He was, by all accounts, a successful law enforcement professional with a career at the Virginia Beach, VA. Police Department spanning 34 years.
But during the mid-eighties Don Rimer also managed to establish himself as an internationally known authority on ‘Ritual Crime and the Occult’ — which he referred to as ‘the new youth subculture.’
This was at the height of the so-called ‘Satanic Panic’ period when the media was full of hysterical reports (read: urban legends) about ‘Satanists,’ ‘Pagans,’ ‘Witches’ and others who used secret underground networks to traffic in stolen children.
There were sensational reports about the sexual torture of children and the ritual sacrifice of babies. Stories appeared in newspapers and on Usenet of people who, all or not with the help of therapists, had ‘recovered’ memories about their early childhoods in which they had been subjected to ‘satanic ritual abuse.’
Those who believed they themselves might have been victims of such crimes were warned against contacting the authorities, as many law enforcement officers, judges and other authority figures were said to be undercover Satanists.
The story of this period of hysteria can be read in the book, “Satanic Panic,” by Jeffrey S. Victor.
Unfortunately, Rimer — who presented seminars on the occult to police departments, justice agencies, schools and churches throughout the US and Canada — very much contributed to this Satanic Panic.
While some observers considered him fair and sincere, most people familiar with the subjects Rimer addressed claimed he misrepresented minority faiths. They included Pagans, Witches, vampires, and even Goths and people who are into role-playing games.

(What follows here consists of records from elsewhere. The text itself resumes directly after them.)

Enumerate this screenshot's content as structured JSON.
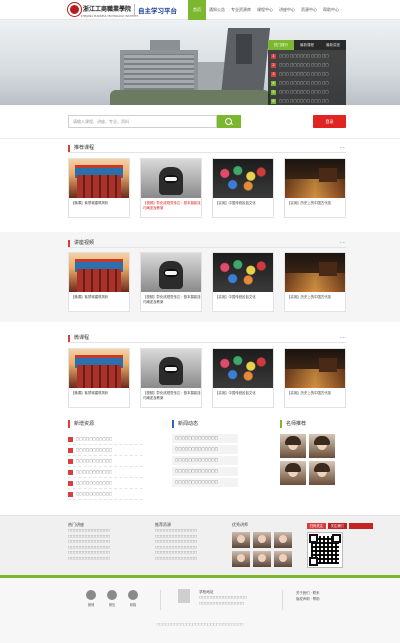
{
  "header": {
    "logo_text": "浙江工商職業學院",
    "logo_en": "ZHEJIANG BUSINESS TECHNOLOGY INSTITUTE",
    "platform": "自主学习平台",
    "nav": [
      "首页",
      "通知公告",
      "专业资源库",
      "课程中心",
      "讲座中心",
      "资源中心",
      "帮助中心"
    ],
    "nav_active": 0
  },
  "banner": {
    "rank_tabs": [
      "热门排行",
      "最新课程",
      "最新讲座"
    ],
    "rank_items": [
      {
        "no": "1",
        "text": "□□□ □□□□□□ □□□ □□"
      },
      {
        "no": "2",
        "text": "□□□ □□□□□□ □□□ □□"
      },
      {
        "no": "3",
        "text": "□□□ □□□□□□ □□□ □□"
      },
      {
        "no": "4",
        "text": "□□□ □□□□□□ □□□ □□"
      },
      {
        "no": "5",
        "text": "□□□ □□□□□□ □□□ □□"
      },
      {
        "no": "6",
        "text": "□□□ □□□□□□ □□□ □□"
      },
      {
        "no": "7",
        "text": "□□□ □□□□□□ □□□ □□"
      },
      {
        "no": "8",
        "text": "□□□ □□□□□□ □□□ □□"
      }
    ]
  },
  "search": {
    "placeholder": "请输入课程、讲座、专业、资料",
    "login_label": "登录"
  },
  "sections": [
    {
      "title": "推荐课程",
      "more": "••",
      "cards": [
        {
          "cap": "【微课】紫禁城建筑简析",
          "red": false
        },
        {
          "cap": "【视频】彰化线视觉传达：基本摄影技巧阐述及教案",
          "red": true
        },
        {
          "cap": "【实用】中国传统民俗文化",
          "red": false
        },
        {
          "cap": "【实用】历史上的中国古代技",
          "red": false
        }
      ]
    },
    {
      "title": "讲座视频",
      "more": "••",
      "cards": [
        {
          "cap": "【微课】紫禁城建筑简析",
          "red": false
        },
        {
          "cap": "【视频】彰化线视觉传达：基本摄影技巧阐述及教案",
          "red": false
        },
        {
          "cap": "【实用】中国传统民俗文化",
          "red": false
        },
        {
          "cap": "【实用】历史上的中国古代技",
          "red": false
        }
      ]
    },
    {
      "title": "微课程",
      "more": "••",
      "cards": [
        {
          "cap": "【微课】紫禁城建筑简析",
          "red": false
        },
        {
          "cap": "【视频】彰化线视觉传达：基本摄影技巧阐述及教案",
          "red": false
        },
        {
          "cap": "【实用】中国传统民俗文化",
          "red": false
        },
        {
          "cap": "【实用】历史上的中国古代技",
          "red": false
        }
      ]
    }
  ],
  "info": {
    "col1": {
      "title": "新增资源",
      "items": [
        "□□□□□□□□□□□",
        "□□□□□□□□□□□",
        "□□□□□□□□□□□",
        "□□□□□□□□□□□",
        "□□□□□□□□□□□",
        "□□□□□□□□□□□"
      ]
    },
    "col2": {
      "title": "新闻动态",
      "items": [
        "□□□□□□□□□□□□□",
        "□□□□□□□□□□□□□",
        "□□□□□□□□□□□□□",
        "□□□□□□□□□□□□□",
        "□□□□□□□□□□□□□"
      ]
    },
    "col3": {
      "title": "名师推荐"
    }
  },
  "footer": {
    "col1": {
      "title": "热门讲座",
      "lines": [
        "□□□□□□□□□□□□□□",
        "□□□□□□□□□□□□□□",
        "□□□□□□□□□□□□□□",
        "□□□□□□□□□□□□□□",
        "□□□□□□□□□□□□□□",
        "□□□□□□□□□□□□□□"
      ]
    },
    "col2": {
      "title": "推荐资源",
      "lines": [
        "□□□□□□□□□□□□□□",
        "□□□□□□□□□□□□□□",
        "□□□□□□□□□□□□□□",
        "□□□□□□□□□□□□□□",
        "□□□□□□□□□□□□□□",
        "□□□□□□□□□□□□□□"
      ]
    },
    "col3": {
      "title": "优秀讲师"
    },
    "qr_labels": [
      "扫码关注",
      "关注我们"
    ]
  },
  "bottom": {
    "icons": [
      "微博",
      "微信",
      "邮箱"
    ],
    "mid_title": "学校地址",
    "mid_lines": [
      "□□□□□□□□□□□□□□□□",
      "□□□□□□□□□□□□□□□"
    ],
    "links": [
      "关于我们 · 联系",
      "版权声明 · 帮助"
    ],
    "copyright": "□□□□□□□□□□□□□□□□□□□□□□□□□□□□□"
  },
  "colors": {
    "accent_green": "#7cb82f",
    "accent_red": "#d93f3f",
    "nav_text": "#555555"
  }
}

To their credit, many in the Pagan and vampire groups — communities much affected by Rimer’s work — have called for respect for those he leaves behind.